We believe the most important binary event will be the readout of the Phase 3 trial in pancreatic cancer. This trials compares Gemzar [Gemcitabine] vs. Abraxane + Gemzar. We believe this study completed enrollment somewhere in April-May timeframe based on the changes in their Clinicaltrials.gov information. Celgene recently noted that this trial should read out in the second half of this year[estimate December or early 2013].
There does appear to be considerable rationale and supporting evidence that this trial will be successful. In particular, there is evidence to suggest Abraxane helps break down the tumor stroma and allow more drug to reach the tumor. Their single-arm Phase 2 study also showed very encouraging activity in combination with Gemzar: almost half of the patients responded [overall response rate ~ 48% (21/44)] and two-thirds experienced disease control [disease control rate ~ 68% (30/44)]. The median progression-free survival was 7.9 months and the median overall survival [OS] was 12.2 months. The one-year survival rate for patients was 48%. All of these numbers compare quite well to historical control data, with the caveat there is no control arm.
As a reference point for OS, a recent trial comparing FOLFIRINOX versus Gemzar in metastatic pancreatic cancer showed median overall survival was 11.1 months in the FOLFIRINOX group vs 6.8 months in the gemcitabine group [HR. 0.57, p. 0.001]
Net Sales Payments
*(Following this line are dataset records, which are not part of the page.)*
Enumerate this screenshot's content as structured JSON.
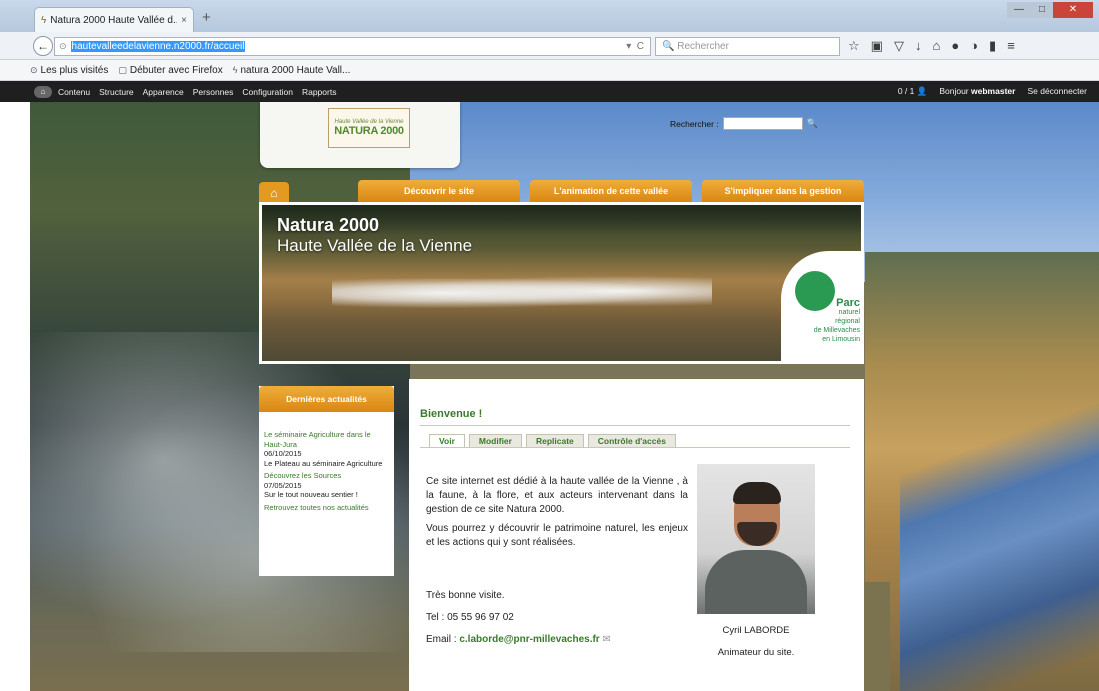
{
  "browser": {
    "tab_title": "Natura 2000 Haute Vallée d...",
    "tab_close": "×",
    "new_tab": "+",
    "url": "hautevalleedelavienne.n2000.fr/accueil",
    "search_placeholder": "Rechercher",
    "reload": "C",
    "win_min": "—",
    "win_max": "□",
    "win_close": "✕",
    "icons": [
      "star-icon",
      "reading-list-icon",
      "pocket-icon",
      "download-icon",
      "home-icon",
      "chat-icon",
      "sync-icon",
      "extension-icon",
      "menu-icon"
    ],
    "icon_glyphs": [
      "☆",
      "▣",
      "▽",
      "↓",
      "⌂",
      "●",
      "◑",
      "▮",
      "≡"
    ],
    "bookmarks": [
      {
        "label": "Les plus visités",
        "icon": "⊙"
      },
      {
        "label": "Débuter avec Firefox",
        "icon": "▢"
      },
      {
        "label": "natura 2000 Haute Vall...",
        "icon": "ϟ"
      }
    ]
  },
  "admin": {
    "home": "⌂",
    "items": [
      "Contenu",
      "Structure",
      "Apparence",
      "Personnes",
      "Configuration",
      "Rapports"
    ],
    "counter": "0 / 1",
    "greeting": "Bonjour",
    "user": "webmaster",
    "logout": "Se déconnecter"
  },
  "site": {
    "logo_small": "Haute Vallée de la Vienne",
    "logo_big": "NATURA 2000",
    "search_label": "Rechercher :",
    "nav": [
      "Découvrir le site",
      "L'animation de cette vallée",
      "S'impliquer dans la gestion"
    ],
    "banner_title": "Natura 2000",
    "banner_subtitle": "Haute Vallée de la Vienne",
    "parc": [
      "Parc",
      "naturel",
      "régional",
      "de Millevaches",
      "en Limousin"
    ]
  },
  "news": {
    "title": "Dernières actualités",
    "items": [
      {
        "text": "Le séminaire Agriculture dans le Haut-Jura",
        "kind": "link"
      },
      {
        "text": "06/10/2015",
        "kind": "date"
      },
      {
        "text": "Le Plateau au séminaire Agriculture",
        "kind": "text"
      },
      {
        "text": "Découvrez les Sources",
        "kind": "link"
      },
      {
        "text": "07/05/2015",
        "kind": "date"
      },
      {
        "text": "Sur le tout nouveau sentier !",
        "kind": "text"
      },
      {
        "text": "Retrouvez toutes nos actualités",
        "kind": "link"
      }
    ]
  },
  "content": {
    "title": "Bienvenue !",
    "tabs": [
      "Voir",
      "Modifier",
      "Replicate",
      "Contrôle d'accès"
    ],
    "active_tab": "Voir",
    "paragraphs": [
      "Ce site internet est dédié à la haute vallée de la Vienne , à la faune, à la flore, et aux acteurs intervenant dans la gestion de ce site Natura 2000.",
      "Vous pourrez y découvrir le patrimoine naturel, les enjeux et les actions qui y sont réalisées."
    ],
    "closing": "Très bonne visite.",
    "tel": "Tel : 05 55 96 97 02",
    "email_label": "Email :",
    "email": "c.laborde@pnr-millevaches.fr",
    "person_name": "Cyril LABORDE",
    "person_role": "Animateur du site."
  }
}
These do not appear like they will be reached for quite sometime without additional indications[pancreatic, melanoma and NSCLC[. 2011 global ABRAXANE net product sales were approximately $386 million. ABRAXANE sales for the first quarter of 2012 were $104 million, with U.S. sales of $81 million and international sales of $23 million. The drug is currently only approved in metastatic breast cancer, although, their sales here will likely decline. For any of these net sales payments to be made, Celgene will need positive data in their pancreatic and melanoma trials. We don't view Abraxane in NSCLC as a large opportunity currently.
The melanoma data seems more of a toss up, but they also had promising single-arm Phase II data. This Phase 3 study is comparing Dacarbazine [DTIC] vs Abraxane in first-line metastatic malignant melanoma. Historically, DTIC has performed quite badly in this setting, so we actually wouldn't be surprised if Abraxane reported positive data.[Median OS with DTIC typically ranges from 6-9 months with low response rates.] However, it's unclear what impact this will have on the value of CVRs given the rapidly changing treatment paradigm in melanoma. They did recently report that they are "incorporating correlative analyses into its ongoing study to include BRaF mutational status."
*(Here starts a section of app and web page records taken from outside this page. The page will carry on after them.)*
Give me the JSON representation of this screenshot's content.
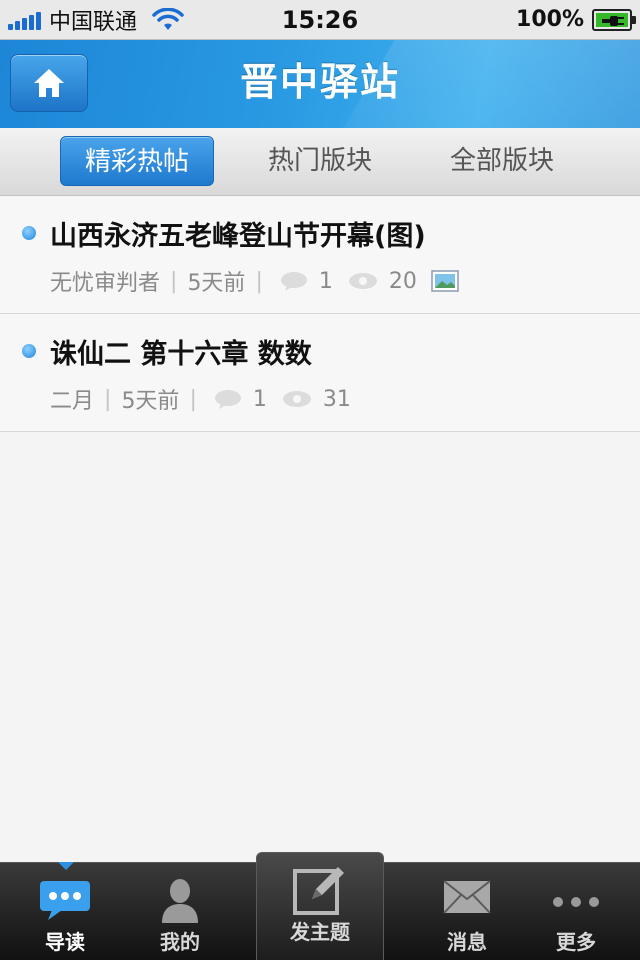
{
  "status_bar": {
    "carrier": "中国联通",
    "time": "15:26",
    "battery": "100%"
  },
  "nav": {
    "title": "晋中驿站",
    "home_icon": "home-icon"
  },
  "tabs": [
    {
      "label": "精彩热帖",
      "active": true
    },
    {
      "label": "热门版块",
      "active": false
    },
    {
      "label": "全部版块",
      "active": false
    }
  ],
  "posts": [
    {
      "title": "山西永济五老峰登山节开幕(图)",
      "author": "无忧审判者",
      "time": "5天前",
      "comments": "1",
      "views": "20",
      "has_image": true
    },
    {
      "title": "诛仙二 第十六章 数数",
      "author": "二月",
      "time": "5天前",
      "comments": "1",
      "views": "31",
      "has_image": false
    }
  ],
  "tab_bar": [
    {
      "label": "导读",
      "icon": "chat-dots-icon",
      "active": true
    },
    {
      "label": "我的",
      "icon": "user-icon",
      "active": false
    },
    {
      "label": "发主题",
      "icon": "compose-icon",
      "active": false
    },
    {
      "label": "消息",
      "icon": "envelope-icon",
      "active": false
    },
    {
      "label": "更多",
      "icon": "more-dots-icon",
      "active": false
    }
  ],
  "colors": {
    "accent": "#1e79cf",
    "nav_bg": "#2a9ae3",
    "tab_bar_bg": "#1a1a1a"
  }
}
Admittedly, their future sales impact in pancreatic cancer are difficult to model because the treatment paradigm could look very different in the next few years. There is pending Phase 3 data from Newlink Genetics (NLNK) HyperAcute® Pancreas immunotherapy[algenpantucel-L] in the adjuvant treatment of pancreatic cancer and a lipid-conjugated version of Gemcitabine in CO-101 by Clovis Oncology (CLVS) for first-line metastatic pancreatic cancer. Outcomes from all 3 trials will likely have a profound impact on the treatment of the disease.
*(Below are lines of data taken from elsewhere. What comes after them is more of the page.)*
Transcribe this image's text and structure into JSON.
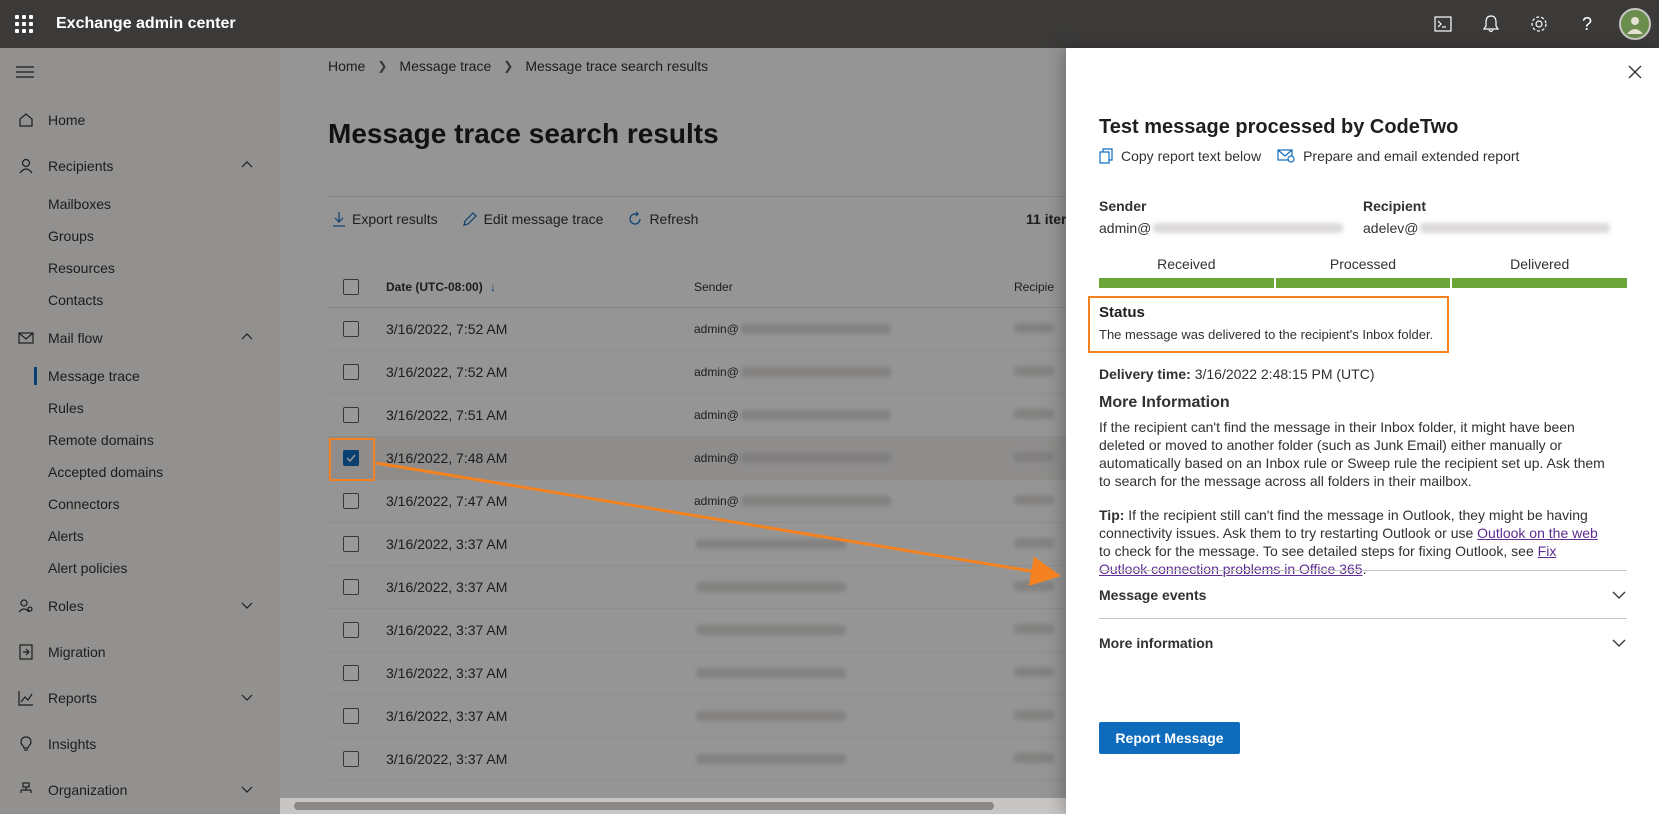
{
  "topbar": {
    "title": "Exchange admin center",
    "icons": [
      "waffle-icon",
      "terminal-icon",
      "bell-icon",
      "gear-icon",
      "help-icon"
    ]
  },
  "nav": {
    "items": [
      {
        "label": "Home",
        "icon": "home-icon"
      },
      {
        "label": "Recipients",
        "icon": "person-icon",
        "expanded": true,
        "children": [
          "Mailboxes",
          "Groups",
          "Resources",
          "Contacts"
        ]
      },
      {
        "label": "Mail flow",
        "icon": "mail-icon",
        "expanded": true,
        "children": [
          "Message trace",
          "Rules",
          "Remote domains",
          "Accepted domains",
          "Connectors",
          "Alerts",
          "Alert policies"
        ]
      },
      {
        "label": "Roles",
        "icon": "roles-icon",
        "expanded": false
      },
      {
        "label": "Migration",
        "icon": "migration-icon"
      },
      {
        "label": "Reports",
        "icon": "reports-icon",
        "expanded": false
      },
      {
        "label": "Insights",
        "icon": "lightbulb-icon"
      },
      {
        "label": "Organization",
        "icon": "org-icon",
        "expanded": false
      }
    ],
    "active": "Message trace"
  },
  "breadcrumb": [
    "Home",
    "Message trace",
    "Message trace search results"
  ],
  "page_title": "Message trace search results",
  "toolbar": {
    "export": "Export results",
    "edit": "Edit message trace",
    "refresh": "Refresh",
    "count": "11 iter"
  },
  "table": {
    "columns": [
      "Date (UTC-08:00)",
      "Sender",
      "Recipie"
    ],
    "rows": [
      {
        "date": "3/16/2022, 7:52 AM",
        "sender": "admin@",
        "selected": false
      },
      {
        "date": "3/16/2022, 7:52 AM",
        "sender": "admin@",
        "selected": false
      },
      {
        "date": "3/16/2022, 7:51 AM",
        "sender": "admin@",
        "selected": false
      },
      {
        "date": "3/16/2022, 7:48 AM",
        "sender": "admin@",
        "selected": true
      },
      {
        "date": "3/16/2022, 7:47 AM",
        "sender": "admin@",
        "selected": false
      },
      {
        "date": "3/16/2022, 3:37 AM",
        "sender": "",
        "selected": false
      },
      {
        "date": "3/16/2022, 3:37 AM",
        "sender": "",
        "selected": false
      },
      {
        "date": "3/16/2022, 3:37 AM",
        "sender": "",
        "selected": false
      },
      {
        "date": "3/16/2022, 3:37 AM",
        "sender": "",
        "selected": false
      },
      {
        "date": "3/16/2022, 3:37 AM",
        "sender": "",
        "selected": false
      },
      {
        "date": "3/16/2022, 3:37 AM",
        "sender": "",
        "selected": false
      }
    ]
  },
  "panel": {
    "title": "Test message processed by CodeTwo",
    "copy_action": "Copy report text below",
    "email_action": "Prepare and email extended report",
    "sender_label": "Sender",
    "sender_value": "admin@",
    "recipient_label": "Recipient",
    "recipient_value": "adelev@",
    "stages": [
      "Received",
      "Processed",
      "Delivered"
    ],
    "stage_color": "#6ba539",
    "status_title": "Status",
    "status_text": "The message was delivered to the recipient's Inbox folder.",
    "delivery_label": "Delivery time:",
    "delivery_value": "3/16/2022 2:48:15 PM (UTC)",
    "more_title": "More Information",
    "more_text": "If the recipient can't find the message in their Inbox folder, it might have been deleted or moved to another folder (such as Junk Email) either manually or automatically based on an Inbox rule or Sweep rule the recipient set up. Ask them to search for the message across all folders in their mailbox.",
    "tip_label": "Tip:",
    "tip_text_1": "If the recipient still can't find the message in Outlook, they might be having connectivity issues. Ask them to try restarting Outlook or use",
    "tip_link_1": "Outlook on the web",
    "tip_text_2": "to check for the message. To see detailed steps for fixing Outlook, see",
    "tip_link_2": "Fix Outlook connection problems in Office 365",
    "tip_text_3": ".",
    "accordion_1": "Message events",
    "accordion_2": "More information",
    "report_button": "Report Message"
  },
  "colors": {
    "accent": "#0f6cbd",
    "highlight": "#f58220",
    "topbar": "#3b3a39"
  }
}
We believe CELGZ represents a good opportunity to capitalize on the unique structure of the CVR. If the Phase 3 data in pancreatic trial is positive, we expect to see $5-6+ on this news. FDA approval of NSCLC and positive data in melanoma will also bring incremental gains. Current prices seem very attractive going into these upcoming events.